Antivia has received a lot of coverage from Gartner lately. We were mentioned in the 2015 Magic Quadrant, and in the hype cycle for Business Intelligence and Analytics from August in the mobile BI section.
And, as recently as last week, DecisionPoint™ was mentioned during the ‘Delivering outstanding BI on a budget’ webinar hosted by Kurt Schlegel and Neil Chandler, both Gartner research VPs, as one of a handful of vendors ideal for delivering BI on a budget.
With fancy terms like data scientist, self-service BI and data discovery being thrown around by industry experts, it can sometimes be hard to know how to get started with creating the interactive dashboards and BI apps that most people in your organization need.
Ted is a long-time Gartner analyst and his knowledge of Information Management is second to none. So I can only assume that he is trying to get a reaction with this question, because, to my mind, there can be only one answer and it is certainly not “nirvana”!
At Antivia, we’re passionate about BI user adoption. We believe it is the single most important metric to measure the success of a business intelligence project.
The reason for this is simple: it doesn’t matter how good a dashboard, report or visualization looks or how efficiently it conveys information if no one uses it. There’s no way you can become a data-driven organization if business people don’t want to or aren’t able to use the business information provided to them.
The information app is a new breed of business intelligence that gets critical business information into the hands of front-line workers in your organization.
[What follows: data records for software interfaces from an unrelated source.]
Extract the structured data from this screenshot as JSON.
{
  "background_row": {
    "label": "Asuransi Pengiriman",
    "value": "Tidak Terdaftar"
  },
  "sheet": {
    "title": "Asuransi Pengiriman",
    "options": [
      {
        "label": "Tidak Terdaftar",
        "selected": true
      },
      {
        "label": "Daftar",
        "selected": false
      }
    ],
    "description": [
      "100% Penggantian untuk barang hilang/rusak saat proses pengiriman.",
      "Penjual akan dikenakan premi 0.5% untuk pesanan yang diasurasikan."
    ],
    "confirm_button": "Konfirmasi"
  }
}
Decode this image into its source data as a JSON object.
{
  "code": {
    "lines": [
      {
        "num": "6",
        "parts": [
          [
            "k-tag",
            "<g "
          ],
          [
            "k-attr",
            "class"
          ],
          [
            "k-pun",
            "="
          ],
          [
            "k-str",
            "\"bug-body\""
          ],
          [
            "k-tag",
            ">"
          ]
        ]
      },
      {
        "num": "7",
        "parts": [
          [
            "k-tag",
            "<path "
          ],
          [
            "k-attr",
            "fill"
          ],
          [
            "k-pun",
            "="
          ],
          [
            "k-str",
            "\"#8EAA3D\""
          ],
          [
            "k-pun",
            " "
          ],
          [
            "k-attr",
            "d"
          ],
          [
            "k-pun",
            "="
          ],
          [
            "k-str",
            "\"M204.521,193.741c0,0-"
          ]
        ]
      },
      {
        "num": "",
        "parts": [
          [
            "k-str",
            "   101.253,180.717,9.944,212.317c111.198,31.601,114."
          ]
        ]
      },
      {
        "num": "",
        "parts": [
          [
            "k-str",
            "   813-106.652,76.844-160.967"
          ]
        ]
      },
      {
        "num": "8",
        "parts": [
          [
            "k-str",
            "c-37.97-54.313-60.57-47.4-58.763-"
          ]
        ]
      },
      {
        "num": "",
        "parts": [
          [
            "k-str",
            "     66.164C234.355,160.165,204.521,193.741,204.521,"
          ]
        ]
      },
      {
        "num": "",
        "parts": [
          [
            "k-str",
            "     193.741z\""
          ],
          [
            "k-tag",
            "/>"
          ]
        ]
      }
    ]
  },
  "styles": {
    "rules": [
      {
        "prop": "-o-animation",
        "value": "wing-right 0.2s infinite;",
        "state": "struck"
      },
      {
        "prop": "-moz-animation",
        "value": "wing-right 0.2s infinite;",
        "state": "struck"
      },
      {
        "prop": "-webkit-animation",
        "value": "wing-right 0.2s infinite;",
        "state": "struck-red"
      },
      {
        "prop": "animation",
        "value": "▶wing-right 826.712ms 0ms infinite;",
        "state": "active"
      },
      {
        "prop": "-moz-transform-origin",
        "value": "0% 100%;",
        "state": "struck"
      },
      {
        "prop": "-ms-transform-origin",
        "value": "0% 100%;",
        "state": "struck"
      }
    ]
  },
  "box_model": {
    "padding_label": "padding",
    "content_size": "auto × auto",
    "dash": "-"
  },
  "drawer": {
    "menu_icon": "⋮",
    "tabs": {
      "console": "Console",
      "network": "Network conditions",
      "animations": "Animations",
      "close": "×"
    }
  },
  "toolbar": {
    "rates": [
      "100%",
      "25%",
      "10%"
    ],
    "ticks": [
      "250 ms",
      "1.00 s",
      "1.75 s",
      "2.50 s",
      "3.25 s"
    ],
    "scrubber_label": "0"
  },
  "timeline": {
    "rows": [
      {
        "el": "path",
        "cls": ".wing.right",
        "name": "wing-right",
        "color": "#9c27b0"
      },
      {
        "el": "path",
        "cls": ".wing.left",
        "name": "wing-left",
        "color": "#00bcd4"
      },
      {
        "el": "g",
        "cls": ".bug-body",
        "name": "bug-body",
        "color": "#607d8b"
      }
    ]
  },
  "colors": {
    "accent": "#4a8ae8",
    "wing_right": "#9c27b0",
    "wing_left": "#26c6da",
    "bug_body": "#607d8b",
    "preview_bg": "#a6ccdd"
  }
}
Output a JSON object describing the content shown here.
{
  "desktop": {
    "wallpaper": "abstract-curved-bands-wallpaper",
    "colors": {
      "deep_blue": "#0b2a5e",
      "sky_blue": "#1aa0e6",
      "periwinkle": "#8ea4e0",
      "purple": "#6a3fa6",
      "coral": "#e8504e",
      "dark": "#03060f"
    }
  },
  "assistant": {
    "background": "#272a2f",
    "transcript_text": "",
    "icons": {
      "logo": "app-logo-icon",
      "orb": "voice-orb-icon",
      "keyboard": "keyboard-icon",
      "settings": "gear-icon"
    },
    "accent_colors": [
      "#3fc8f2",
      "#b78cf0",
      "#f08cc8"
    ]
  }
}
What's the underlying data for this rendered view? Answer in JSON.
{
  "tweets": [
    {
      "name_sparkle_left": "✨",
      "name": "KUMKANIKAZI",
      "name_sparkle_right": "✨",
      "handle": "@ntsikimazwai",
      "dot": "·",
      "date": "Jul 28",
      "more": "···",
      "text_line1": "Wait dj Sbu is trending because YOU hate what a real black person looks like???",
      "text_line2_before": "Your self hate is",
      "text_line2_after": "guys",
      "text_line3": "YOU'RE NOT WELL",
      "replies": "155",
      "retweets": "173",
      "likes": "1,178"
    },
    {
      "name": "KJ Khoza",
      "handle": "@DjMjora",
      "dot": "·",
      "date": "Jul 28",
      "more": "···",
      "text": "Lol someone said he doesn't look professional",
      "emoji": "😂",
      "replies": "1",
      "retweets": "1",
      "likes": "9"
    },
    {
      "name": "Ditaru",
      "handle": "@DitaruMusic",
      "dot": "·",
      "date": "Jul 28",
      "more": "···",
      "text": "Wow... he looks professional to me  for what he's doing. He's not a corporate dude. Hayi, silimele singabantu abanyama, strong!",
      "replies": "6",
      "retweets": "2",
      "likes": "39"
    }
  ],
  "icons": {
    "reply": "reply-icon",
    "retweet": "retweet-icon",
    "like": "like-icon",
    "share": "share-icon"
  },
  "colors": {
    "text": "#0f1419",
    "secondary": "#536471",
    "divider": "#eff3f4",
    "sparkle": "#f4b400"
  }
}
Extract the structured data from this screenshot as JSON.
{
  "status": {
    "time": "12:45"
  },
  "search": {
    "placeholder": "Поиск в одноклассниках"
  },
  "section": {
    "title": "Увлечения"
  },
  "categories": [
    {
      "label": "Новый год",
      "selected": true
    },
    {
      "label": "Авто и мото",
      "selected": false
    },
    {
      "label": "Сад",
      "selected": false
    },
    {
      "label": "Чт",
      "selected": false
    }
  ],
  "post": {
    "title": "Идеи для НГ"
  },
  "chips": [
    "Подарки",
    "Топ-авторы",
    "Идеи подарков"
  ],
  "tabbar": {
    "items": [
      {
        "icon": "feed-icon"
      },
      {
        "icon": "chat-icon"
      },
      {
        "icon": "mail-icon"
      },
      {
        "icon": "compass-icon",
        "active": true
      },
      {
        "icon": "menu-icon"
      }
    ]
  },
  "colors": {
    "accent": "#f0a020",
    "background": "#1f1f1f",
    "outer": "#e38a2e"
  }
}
An information app is easy to use and requires no training, so business users can easily get the data they need to do their jobs more efficiently – just like an app on a smart phone.
With DecisionPoint™, developing these information apps is simple, requires no coding, and business users love working with them. It makes it possible for business users to get answers to questions faster, and it helps them make the right data-driven decisions.
For the past several years, BI adoption rates have been stuck stubbornly at around 20%. So, what can we do to increase adoption rates to ensure more of our business people have access to correct, up-to-date, information to help them do their jobs more effectively?
Take store and depot managers, for example. What information do they need to make them more effective – visibility into stock levels, lead times, on-time delivery rates?
As someone who has previously written (here and here) about how technology labels often don’t help us, you might think it a little odd to find me writing a post comparing one label (BI Apps) with another (self-service BI), but bear with me.
I came across an article written by a product marketing chap, which draws an interesting analogy between doctors needing patient information and corporate users of BI. The article is not recent, but we still see a trend, especially from vendors, claiming that self-service BI is everything business users need.
The author of the article asks us to imagine a scenario where doctors are not allowed to access data directly, but instead have to go and ask non-medical, data specialists for the information, sometimes waiting hours or days for the answers. Clearly, this is supposed to be a parody on the way BI works in some organizations and equally clearly this would be a ludicrous way to run a hospital.